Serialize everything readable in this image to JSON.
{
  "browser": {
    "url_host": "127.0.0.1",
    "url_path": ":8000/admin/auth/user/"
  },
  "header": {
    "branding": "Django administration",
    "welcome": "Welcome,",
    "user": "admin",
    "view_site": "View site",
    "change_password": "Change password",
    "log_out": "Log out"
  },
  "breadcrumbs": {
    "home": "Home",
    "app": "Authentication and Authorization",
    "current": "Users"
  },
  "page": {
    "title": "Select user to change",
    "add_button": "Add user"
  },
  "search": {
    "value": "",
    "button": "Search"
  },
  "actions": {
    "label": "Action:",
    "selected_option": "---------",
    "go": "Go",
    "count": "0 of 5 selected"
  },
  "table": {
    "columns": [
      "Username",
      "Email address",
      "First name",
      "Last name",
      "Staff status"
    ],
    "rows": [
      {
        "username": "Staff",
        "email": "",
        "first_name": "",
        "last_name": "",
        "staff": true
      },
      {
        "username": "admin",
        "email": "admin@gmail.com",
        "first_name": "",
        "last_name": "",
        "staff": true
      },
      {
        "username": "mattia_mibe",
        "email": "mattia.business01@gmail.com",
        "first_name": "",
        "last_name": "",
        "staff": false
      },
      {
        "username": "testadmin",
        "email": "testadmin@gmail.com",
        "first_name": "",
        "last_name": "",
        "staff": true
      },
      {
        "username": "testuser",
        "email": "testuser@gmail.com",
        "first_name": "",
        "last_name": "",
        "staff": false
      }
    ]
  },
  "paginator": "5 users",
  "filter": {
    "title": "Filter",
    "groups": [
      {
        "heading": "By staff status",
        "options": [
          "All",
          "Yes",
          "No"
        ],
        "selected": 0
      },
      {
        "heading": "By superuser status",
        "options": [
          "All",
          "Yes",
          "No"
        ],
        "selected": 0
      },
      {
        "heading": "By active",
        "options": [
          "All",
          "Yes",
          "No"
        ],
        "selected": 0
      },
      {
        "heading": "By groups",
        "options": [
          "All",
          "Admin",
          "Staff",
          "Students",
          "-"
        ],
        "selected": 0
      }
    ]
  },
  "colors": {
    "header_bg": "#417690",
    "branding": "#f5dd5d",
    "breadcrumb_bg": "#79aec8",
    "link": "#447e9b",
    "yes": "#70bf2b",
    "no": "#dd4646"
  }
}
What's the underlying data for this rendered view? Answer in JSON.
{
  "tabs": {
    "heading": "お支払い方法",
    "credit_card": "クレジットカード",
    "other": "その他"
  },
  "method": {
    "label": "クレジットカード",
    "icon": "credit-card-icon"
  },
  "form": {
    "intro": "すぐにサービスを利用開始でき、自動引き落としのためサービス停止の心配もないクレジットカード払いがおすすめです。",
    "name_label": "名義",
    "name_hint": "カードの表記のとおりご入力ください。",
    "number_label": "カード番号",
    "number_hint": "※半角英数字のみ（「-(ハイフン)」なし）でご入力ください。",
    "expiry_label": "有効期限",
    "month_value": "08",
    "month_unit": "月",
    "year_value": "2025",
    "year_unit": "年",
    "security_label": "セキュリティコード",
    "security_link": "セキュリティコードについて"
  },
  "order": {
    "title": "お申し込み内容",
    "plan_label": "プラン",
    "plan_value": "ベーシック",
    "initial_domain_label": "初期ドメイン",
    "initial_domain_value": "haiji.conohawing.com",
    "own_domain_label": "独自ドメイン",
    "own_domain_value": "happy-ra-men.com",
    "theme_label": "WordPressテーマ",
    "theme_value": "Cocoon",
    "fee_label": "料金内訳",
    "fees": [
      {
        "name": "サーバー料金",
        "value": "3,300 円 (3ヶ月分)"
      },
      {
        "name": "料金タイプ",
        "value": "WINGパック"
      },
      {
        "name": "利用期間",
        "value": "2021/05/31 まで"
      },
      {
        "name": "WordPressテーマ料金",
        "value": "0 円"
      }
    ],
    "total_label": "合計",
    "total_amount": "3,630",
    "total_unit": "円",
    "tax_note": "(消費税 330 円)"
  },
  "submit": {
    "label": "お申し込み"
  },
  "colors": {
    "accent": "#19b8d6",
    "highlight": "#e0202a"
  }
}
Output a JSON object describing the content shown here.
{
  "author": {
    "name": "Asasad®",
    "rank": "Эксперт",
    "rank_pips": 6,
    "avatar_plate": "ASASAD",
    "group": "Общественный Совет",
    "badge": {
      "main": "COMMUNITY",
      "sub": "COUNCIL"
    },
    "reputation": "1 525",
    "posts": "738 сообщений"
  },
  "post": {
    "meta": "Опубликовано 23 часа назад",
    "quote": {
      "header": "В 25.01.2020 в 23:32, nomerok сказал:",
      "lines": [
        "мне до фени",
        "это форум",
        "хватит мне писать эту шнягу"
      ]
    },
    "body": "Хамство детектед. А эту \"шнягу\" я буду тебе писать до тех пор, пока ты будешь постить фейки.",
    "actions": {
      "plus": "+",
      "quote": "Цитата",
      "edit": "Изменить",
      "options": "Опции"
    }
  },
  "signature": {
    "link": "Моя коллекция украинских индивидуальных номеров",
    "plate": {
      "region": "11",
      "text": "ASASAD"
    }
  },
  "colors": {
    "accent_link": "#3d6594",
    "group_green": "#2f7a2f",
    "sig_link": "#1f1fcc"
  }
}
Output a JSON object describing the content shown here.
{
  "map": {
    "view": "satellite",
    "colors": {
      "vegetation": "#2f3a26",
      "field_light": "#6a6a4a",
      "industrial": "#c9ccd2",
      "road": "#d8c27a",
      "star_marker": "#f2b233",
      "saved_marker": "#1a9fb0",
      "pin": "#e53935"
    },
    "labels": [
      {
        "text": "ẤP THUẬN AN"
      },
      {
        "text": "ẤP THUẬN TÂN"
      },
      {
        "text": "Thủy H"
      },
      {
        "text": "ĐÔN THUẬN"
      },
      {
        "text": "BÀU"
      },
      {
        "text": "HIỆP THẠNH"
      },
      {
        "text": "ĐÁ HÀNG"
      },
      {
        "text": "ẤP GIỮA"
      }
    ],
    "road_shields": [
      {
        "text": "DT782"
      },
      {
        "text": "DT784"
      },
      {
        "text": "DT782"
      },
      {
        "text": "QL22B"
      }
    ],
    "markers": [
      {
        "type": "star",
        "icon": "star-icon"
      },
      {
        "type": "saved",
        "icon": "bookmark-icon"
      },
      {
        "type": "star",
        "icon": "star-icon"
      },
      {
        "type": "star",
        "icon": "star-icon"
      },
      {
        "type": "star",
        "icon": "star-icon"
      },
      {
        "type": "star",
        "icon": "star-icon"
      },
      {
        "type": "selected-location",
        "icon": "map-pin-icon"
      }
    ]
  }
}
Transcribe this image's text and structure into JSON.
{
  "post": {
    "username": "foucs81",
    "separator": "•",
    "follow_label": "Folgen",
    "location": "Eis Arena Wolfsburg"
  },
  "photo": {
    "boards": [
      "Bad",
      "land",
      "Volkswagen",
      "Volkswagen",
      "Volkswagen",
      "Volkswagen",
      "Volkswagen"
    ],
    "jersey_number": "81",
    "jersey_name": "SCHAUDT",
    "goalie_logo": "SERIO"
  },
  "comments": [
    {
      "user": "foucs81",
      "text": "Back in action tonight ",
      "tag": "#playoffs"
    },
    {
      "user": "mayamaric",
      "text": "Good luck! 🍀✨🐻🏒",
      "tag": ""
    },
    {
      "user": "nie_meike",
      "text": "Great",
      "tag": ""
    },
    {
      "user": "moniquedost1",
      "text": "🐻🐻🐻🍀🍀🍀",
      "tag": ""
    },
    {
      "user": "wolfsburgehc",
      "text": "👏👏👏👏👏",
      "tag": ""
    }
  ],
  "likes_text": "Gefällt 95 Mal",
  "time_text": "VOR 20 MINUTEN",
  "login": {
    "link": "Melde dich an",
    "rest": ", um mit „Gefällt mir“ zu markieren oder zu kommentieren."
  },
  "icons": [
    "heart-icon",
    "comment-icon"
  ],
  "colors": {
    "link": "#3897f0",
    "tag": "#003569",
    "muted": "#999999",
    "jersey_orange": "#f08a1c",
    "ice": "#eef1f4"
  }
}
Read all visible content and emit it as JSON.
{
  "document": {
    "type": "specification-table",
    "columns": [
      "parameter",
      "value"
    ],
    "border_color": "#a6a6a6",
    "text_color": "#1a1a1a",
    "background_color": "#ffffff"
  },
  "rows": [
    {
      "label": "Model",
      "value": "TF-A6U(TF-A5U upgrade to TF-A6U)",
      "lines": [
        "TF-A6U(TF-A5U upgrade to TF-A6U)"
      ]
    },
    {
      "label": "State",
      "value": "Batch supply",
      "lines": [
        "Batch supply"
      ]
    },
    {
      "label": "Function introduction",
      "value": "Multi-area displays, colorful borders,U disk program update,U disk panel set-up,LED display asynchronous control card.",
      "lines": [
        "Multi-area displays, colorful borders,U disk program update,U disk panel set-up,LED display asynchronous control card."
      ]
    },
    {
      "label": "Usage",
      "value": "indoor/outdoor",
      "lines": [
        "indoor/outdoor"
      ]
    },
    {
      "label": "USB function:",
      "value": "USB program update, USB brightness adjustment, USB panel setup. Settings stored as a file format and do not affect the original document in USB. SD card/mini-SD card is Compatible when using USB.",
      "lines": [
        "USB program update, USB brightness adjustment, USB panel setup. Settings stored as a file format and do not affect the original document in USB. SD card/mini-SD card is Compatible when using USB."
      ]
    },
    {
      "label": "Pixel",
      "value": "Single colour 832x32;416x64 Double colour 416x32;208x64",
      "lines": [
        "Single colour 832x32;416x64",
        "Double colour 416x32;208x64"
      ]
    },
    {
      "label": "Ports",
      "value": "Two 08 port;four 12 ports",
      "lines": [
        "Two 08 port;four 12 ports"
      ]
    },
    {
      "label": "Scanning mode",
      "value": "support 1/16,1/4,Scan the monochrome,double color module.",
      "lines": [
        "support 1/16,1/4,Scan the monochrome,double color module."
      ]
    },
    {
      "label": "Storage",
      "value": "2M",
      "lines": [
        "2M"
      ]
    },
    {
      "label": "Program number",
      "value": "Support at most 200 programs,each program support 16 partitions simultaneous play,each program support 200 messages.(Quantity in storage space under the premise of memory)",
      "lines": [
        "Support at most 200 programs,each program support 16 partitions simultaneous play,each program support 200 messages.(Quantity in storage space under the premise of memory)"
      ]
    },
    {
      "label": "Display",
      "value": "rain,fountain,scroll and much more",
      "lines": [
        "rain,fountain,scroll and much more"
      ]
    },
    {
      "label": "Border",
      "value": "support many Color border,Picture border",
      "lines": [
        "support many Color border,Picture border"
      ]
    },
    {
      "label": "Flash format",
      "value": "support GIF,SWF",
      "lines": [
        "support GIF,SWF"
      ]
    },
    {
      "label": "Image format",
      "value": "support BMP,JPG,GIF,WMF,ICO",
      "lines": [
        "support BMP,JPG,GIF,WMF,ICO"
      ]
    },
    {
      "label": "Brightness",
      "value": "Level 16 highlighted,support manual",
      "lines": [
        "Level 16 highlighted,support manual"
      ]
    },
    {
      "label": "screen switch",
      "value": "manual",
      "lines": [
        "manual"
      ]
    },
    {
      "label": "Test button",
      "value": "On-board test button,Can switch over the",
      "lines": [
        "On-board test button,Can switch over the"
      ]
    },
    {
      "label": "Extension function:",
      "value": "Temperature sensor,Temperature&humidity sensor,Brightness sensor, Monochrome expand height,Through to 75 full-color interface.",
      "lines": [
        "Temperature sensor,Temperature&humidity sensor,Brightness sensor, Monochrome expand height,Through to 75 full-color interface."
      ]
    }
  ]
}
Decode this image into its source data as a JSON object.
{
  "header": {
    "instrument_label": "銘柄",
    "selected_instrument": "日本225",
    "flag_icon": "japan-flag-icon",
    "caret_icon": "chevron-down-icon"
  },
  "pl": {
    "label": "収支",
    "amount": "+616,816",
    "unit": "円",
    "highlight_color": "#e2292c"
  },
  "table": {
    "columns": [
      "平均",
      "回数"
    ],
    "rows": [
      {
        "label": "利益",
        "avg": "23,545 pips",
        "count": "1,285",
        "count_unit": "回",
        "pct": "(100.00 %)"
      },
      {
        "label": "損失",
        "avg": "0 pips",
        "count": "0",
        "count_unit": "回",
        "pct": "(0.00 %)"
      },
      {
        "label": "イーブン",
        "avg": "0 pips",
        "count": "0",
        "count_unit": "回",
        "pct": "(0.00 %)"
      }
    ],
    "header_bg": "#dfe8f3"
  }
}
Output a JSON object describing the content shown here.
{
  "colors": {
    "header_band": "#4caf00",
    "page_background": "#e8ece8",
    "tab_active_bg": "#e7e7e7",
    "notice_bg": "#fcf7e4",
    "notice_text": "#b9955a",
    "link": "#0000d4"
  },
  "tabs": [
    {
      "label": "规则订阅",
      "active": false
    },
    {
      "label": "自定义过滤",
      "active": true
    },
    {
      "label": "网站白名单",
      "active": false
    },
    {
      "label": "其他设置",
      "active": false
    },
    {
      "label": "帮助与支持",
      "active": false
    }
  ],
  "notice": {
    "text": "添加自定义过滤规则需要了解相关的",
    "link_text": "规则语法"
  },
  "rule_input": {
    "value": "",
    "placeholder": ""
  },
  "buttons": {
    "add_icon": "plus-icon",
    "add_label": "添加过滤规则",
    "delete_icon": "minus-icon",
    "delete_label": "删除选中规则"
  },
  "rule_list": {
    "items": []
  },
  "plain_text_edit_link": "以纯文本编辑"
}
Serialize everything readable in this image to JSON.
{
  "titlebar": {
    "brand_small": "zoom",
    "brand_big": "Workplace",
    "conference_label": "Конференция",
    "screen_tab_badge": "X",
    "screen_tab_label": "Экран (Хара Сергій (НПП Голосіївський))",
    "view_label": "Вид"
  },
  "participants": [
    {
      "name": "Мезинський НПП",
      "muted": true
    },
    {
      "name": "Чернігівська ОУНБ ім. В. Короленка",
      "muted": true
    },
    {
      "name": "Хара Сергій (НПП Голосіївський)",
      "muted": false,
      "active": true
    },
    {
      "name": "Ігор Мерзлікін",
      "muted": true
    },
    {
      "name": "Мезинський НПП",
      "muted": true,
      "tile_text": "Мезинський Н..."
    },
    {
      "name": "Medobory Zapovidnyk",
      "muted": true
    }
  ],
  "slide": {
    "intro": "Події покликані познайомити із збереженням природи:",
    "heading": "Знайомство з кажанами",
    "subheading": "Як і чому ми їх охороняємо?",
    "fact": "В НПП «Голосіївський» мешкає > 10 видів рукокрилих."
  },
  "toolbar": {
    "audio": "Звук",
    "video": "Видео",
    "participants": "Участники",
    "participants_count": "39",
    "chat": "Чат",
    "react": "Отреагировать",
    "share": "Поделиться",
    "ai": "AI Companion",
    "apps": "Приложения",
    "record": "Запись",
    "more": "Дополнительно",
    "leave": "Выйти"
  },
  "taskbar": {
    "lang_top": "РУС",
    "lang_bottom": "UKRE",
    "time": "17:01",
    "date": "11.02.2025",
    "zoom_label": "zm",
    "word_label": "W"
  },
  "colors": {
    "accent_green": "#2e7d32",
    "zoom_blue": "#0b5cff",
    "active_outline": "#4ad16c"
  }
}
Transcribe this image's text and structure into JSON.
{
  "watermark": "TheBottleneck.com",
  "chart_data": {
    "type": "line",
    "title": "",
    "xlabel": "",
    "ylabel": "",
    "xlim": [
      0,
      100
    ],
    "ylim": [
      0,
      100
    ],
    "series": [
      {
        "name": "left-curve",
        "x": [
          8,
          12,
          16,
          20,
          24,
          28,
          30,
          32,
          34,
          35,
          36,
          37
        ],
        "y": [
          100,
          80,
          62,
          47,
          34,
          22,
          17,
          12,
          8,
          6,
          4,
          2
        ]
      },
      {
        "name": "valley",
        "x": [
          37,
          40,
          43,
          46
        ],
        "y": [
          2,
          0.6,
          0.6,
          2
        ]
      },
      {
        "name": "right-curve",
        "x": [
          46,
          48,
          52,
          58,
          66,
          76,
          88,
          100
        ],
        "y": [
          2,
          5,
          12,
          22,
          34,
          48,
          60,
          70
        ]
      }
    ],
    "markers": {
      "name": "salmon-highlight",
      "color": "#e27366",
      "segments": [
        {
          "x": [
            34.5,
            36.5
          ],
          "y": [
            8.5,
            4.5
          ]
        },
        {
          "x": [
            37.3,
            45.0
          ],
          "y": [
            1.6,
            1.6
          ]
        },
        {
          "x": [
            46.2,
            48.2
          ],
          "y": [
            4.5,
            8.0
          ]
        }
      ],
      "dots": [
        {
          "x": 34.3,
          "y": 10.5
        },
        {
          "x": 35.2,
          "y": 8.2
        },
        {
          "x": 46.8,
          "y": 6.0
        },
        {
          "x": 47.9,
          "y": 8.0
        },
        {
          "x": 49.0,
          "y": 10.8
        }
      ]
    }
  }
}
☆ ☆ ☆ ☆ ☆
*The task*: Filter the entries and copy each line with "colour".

*Exercise output*:
      "value": "Single colour 832x32;416x64 Double colour 416x32;208x64",
        "Single colour 832x32;416x64",
        "Double colour 416x32;208x64"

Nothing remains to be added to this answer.